Updated 7:30 p.m. ET 9/30/13
Washington (CNN) - Moderate House Republicans who wanted to fund the government with no strings attached failed to line up votes against a House GOP plan to renew federal coffers while chipping away at Obamacare.
Rep. Charlie Dent, R-Pennsylvania, Rep. Peter King, R-New York, and others feverishly made calls to stage what would have been effectively a revolt.
They said they were hoping there were enough GOP members like them who were fed up with the tactics of the leadership that they can find enough votes to defeat the first procedural measure, known as the rule.
That would have prevented the House GOP leadership from even bringing their plan up at all. Because the moderate Republicans failed to generate enough support, the broader GOP bill that includes anti-Obamacare provisions will now go to a final vote.
Given the makeup of the GOP caucus, the House Republican moderates needed 17 Republicans to agree to defy their leadership, and be willing to face what will undoubtedly be the wrath of the conservative grassroots.
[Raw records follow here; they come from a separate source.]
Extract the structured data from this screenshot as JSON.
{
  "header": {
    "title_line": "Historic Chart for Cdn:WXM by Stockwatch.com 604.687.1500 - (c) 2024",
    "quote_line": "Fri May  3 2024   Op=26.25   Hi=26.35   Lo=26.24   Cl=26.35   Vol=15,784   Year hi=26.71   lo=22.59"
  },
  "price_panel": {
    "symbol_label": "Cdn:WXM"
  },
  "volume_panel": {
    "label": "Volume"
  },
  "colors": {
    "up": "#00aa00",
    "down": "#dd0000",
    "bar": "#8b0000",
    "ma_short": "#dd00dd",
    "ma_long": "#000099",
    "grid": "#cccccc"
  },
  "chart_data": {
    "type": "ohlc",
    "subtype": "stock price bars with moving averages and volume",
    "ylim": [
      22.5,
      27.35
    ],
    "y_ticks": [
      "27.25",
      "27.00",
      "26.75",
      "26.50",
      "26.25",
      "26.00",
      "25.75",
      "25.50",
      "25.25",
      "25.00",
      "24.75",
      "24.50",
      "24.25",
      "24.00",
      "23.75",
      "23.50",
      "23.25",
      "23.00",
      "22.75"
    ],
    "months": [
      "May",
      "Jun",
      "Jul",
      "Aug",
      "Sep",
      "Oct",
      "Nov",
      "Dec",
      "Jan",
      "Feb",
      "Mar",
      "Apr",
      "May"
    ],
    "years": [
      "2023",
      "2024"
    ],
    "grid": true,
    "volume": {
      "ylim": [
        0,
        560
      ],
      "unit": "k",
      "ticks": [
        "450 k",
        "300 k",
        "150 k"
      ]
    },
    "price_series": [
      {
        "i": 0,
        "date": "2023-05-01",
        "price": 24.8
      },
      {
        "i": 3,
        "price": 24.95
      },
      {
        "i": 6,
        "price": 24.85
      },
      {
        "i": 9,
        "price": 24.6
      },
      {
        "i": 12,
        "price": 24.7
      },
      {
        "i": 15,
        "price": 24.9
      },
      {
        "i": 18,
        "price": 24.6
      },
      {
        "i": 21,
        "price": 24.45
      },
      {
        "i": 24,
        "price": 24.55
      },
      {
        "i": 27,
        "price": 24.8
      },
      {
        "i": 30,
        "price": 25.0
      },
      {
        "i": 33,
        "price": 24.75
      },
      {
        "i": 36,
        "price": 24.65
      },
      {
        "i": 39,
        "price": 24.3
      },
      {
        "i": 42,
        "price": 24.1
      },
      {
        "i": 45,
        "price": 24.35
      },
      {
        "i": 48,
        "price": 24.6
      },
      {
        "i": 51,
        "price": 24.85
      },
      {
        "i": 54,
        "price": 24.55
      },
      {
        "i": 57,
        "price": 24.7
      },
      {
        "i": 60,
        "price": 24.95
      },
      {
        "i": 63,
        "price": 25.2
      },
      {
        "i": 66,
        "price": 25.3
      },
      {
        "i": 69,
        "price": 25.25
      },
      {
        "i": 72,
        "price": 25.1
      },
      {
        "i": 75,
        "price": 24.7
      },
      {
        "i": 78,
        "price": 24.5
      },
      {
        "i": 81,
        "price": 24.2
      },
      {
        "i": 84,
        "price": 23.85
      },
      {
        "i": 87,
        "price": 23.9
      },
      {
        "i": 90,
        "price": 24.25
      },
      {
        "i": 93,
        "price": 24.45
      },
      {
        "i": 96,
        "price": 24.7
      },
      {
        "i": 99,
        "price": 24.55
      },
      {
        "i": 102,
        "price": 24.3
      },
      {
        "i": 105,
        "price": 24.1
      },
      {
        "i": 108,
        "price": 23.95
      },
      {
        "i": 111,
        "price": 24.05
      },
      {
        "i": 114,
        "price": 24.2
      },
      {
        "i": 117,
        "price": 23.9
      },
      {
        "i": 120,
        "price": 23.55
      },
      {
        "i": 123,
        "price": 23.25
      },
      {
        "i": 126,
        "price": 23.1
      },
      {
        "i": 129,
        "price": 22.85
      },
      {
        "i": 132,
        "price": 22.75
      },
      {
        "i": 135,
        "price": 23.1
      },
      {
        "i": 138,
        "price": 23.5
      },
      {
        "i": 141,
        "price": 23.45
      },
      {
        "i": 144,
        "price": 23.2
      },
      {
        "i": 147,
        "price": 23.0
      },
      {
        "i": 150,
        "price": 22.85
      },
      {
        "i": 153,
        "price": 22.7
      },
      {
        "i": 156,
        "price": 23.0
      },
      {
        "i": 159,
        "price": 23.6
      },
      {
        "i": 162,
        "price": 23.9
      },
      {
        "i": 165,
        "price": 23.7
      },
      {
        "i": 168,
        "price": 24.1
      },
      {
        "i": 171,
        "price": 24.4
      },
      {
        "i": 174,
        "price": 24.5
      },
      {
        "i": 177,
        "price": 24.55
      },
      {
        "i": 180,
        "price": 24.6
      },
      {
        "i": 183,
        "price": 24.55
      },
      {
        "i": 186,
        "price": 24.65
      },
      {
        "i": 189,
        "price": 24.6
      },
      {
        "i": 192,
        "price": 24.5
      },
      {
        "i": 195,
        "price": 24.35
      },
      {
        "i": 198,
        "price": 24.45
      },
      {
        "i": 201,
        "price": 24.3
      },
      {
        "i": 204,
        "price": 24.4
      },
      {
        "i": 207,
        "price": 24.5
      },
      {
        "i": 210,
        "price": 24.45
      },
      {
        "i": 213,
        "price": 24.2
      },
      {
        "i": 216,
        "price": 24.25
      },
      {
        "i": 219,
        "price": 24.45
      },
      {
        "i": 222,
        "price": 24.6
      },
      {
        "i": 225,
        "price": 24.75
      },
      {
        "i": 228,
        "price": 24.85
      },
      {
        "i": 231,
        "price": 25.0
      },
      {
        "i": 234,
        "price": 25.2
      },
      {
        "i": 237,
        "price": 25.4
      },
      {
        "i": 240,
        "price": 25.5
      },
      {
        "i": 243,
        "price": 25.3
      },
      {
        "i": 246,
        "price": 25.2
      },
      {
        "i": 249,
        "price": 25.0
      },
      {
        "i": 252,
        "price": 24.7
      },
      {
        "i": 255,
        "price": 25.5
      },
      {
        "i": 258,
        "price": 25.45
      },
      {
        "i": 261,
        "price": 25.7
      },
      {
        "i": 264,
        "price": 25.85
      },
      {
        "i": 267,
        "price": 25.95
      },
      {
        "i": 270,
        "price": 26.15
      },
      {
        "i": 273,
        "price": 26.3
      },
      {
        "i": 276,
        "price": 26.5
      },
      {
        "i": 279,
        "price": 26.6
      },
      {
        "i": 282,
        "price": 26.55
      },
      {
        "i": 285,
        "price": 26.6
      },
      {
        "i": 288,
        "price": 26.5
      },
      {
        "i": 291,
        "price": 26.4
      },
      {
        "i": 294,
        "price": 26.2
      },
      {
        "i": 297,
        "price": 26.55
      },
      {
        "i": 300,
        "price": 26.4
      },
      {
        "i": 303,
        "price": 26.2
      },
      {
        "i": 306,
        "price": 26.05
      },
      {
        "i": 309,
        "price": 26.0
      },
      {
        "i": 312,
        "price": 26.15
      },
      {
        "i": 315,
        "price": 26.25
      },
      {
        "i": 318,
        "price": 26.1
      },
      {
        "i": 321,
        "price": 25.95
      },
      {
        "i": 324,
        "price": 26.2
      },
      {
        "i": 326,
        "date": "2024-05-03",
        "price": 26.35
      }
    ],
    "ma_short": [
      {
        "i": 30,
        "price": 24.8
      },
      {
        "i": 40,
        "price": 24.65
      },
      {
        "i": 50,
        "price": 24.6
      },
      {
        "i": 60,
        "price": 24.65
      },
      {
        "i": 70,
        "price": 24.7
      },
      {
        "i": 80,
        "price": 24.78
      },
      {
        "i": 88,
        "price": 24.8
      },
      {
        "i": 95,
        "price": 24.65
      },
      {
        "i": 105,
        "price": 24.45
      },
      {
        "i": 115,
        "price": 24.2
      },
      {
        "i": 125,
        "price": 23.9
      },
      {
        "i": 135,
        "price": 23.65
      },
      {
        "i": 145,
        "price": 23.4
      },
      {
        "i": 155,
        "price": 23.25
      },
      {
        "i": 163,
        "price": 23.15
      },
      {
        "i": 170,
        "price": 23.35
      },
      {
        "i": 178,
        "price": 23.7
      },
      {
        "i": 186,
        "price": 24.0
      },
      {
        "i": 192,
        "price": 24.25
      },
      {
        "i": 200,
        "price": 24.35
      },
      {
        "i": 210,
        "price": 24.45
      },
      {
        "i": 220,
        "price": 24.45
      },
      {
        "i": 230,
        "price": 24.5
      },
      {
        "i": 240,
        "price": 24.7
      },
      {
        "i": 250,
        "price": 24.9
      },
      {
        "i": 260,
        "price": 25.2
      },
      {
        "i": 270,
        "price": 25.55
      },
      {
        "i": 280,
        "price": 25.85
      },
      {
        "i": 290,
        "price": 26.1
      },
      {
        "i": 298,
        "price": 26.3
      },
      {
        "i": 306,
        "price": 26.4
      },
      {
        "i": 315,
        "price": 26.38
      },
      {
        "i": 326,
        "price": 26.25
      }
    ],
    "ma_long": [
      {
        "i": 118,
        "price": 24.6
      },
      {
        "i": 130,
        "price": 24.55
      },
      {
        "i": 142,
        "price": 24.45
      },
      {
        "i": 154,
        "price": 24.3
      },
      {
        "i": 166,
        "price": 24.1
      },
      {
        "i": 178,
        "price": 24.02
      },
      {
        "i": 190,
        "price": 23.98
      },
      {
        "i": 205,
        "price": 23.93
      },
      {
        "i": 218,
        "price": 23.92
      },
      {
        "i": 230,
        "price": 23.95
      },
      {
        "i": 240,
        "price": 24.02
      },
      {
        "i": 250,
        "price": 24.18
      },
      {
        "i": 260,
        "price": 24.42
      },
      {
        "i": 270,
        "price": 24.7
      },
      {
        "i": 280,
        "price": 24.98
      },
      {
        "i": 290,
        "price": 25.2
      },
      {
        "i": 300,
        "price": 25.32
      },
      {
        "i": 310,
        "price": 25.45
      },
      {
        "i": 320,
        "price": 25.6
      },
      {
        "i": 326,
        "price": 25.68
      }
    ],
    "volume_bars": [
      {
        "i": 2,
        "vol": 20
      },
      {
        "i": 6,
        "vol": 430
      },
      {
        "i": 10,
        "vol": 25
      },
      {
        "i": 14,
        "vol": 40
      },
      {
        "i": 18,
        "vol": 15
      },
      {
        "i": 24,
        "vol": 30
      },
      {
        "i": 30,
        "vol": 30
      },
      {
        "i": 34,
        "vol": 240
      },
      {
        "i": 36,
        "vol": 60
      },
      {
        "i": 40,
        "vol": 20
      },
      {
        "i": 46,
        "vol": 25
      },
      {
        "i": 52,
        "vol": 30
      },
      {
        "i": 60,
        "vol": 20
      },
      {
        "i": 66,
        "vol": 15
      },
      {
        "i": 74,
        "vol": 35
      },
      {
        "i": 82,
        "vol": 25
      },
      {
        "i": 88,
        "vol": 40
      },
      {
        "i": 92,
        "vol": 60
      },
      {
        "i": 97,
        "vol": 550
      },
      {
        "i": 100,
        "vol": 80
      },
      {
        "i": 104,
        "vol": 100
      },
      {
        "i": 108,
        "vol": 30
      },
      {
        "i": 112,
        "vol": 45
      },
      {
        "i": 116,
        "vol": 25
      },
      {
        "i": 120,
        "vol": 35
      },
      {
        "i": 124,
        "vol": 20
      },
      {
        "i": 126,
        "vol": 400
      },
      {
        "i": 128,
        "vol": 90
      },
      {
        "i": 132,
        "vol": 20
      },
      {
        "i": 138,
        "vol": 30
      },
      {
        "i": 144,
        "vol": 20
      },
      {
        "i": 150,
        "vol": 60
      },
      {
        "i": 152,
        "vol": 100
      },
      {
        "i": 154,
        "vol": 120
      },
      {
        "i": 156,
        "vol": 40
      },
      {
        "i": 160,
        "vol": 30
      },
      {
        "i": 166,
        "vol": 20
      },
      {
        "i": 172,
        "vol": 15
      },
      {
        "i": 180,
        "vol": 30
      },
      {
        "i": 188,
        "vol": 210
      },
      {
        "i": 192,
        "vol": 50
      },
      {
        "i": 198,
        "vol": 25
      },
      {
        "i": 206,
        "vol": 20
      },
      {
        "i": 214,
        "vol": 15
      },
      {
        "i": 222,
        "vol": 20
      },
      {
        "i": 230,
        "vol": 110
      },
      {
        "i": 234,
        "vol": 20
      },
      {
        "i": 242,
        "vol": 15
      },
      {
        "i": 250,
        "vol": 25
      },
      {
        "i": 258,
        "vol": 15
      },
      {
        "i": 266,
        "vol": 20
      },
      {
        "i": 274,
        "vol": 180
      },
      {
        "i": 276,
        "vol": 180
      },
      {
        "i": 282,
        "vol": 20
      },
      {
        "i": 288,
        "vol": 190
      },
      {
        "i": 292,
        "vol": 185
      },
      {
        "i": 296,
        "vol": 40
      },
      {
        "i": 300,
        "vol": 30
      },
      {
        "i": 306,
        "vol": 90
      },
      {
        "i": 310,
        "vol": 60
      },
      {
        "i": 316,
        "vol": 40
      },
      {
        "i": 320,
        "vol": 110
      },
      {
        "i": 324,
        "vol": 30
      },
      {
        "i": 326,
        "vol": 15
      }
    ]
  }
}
"We have people in the conference, I believe, who'd be just as happy to have the government shutdown," King said. "They live in these narrow echochambers. They listen to themselves and their tea party friends. That keeps them going, forgetting that the rest of the country thinks we're crazy."